(Records shown)

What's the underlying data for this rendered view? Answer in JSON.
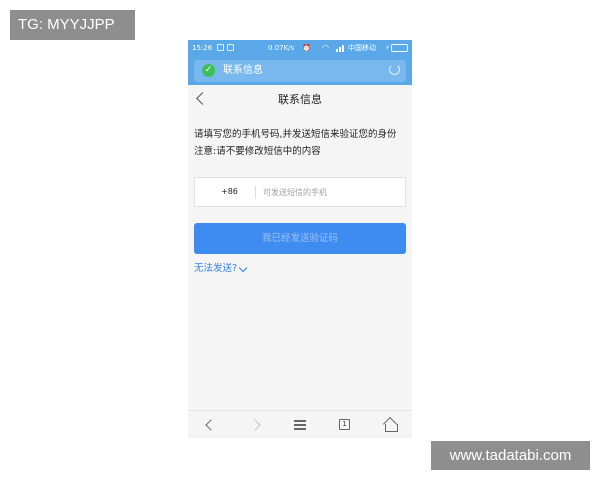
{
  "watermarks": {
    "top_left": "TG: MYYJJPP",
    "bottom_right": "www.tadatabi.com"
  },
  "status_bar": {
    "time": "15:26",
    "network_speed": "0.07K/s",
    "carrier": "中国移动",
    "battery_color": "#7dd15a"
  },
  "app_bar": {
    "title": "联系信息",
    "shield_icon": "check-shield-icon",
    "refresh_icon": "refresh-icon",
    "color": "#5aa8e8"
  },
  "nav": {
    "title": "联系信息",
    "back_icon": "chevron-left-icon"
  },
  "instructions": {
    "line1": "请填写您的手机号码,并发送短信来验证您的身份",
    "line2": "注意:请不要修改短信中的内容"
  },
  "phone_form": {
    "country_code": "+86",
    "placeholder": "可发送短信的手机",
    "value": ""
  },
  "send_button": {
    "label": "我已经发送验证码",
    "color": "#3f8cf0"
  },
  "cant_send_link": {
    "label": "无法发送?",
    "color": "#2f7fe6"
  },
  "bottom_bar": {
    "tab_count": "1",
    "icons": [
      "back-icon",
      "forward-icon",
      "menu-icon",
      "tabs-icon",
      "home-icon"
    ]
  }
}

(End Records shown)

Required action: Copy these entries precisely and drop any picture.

Answer for this exercise:
What's the underlying data for this rendered view? Answer in JSON.
{
  "watermarks": {
    "top_left": "TG: MYYJJPP",
    "bottom_right": "www.tadatabi.com"
  },
  "status_bar": {
    "time": "15:26",
    "network_speed": "0.07K/s",
    "carrier": "中国移动",
    "battery_color": "#7dd15a"
  },
  "app_bar": {
    "title": "联系信息",
    "shield_icon": "check-shield-icon",
    "refresh_icon": "refresh-icon",
    "color": "#5aa8e8"
  },
  "nav": {
    "title": "联系信息",
    "back_icon": "chevron-left-icon"
  },
  "instructions": {
    "line1": "请填写您的手机号码,并发送短信来验证您的身份",
    "line2": "注意:请不要修改短信中的内容"
  },
  "phone_form": {
    "country_code": "+86",
    "placeholder": "可发送短信的手机",
    "value": ""
  },
  "send_button": {
    "label": "我已经发送验证码",
    "color": "#3f8cf0"
  },
  "cant_send_link": {
    "label": "无法发送?",
    "color": "#2f7fe6"
  },
  "bottom_bar": {
    "tab_count": "1",
    "icons": [
      "back-icon",
      "forward-icon",
      "menu-icon",
      "tabs-icon",
      "home-icon"
    ]
  }
}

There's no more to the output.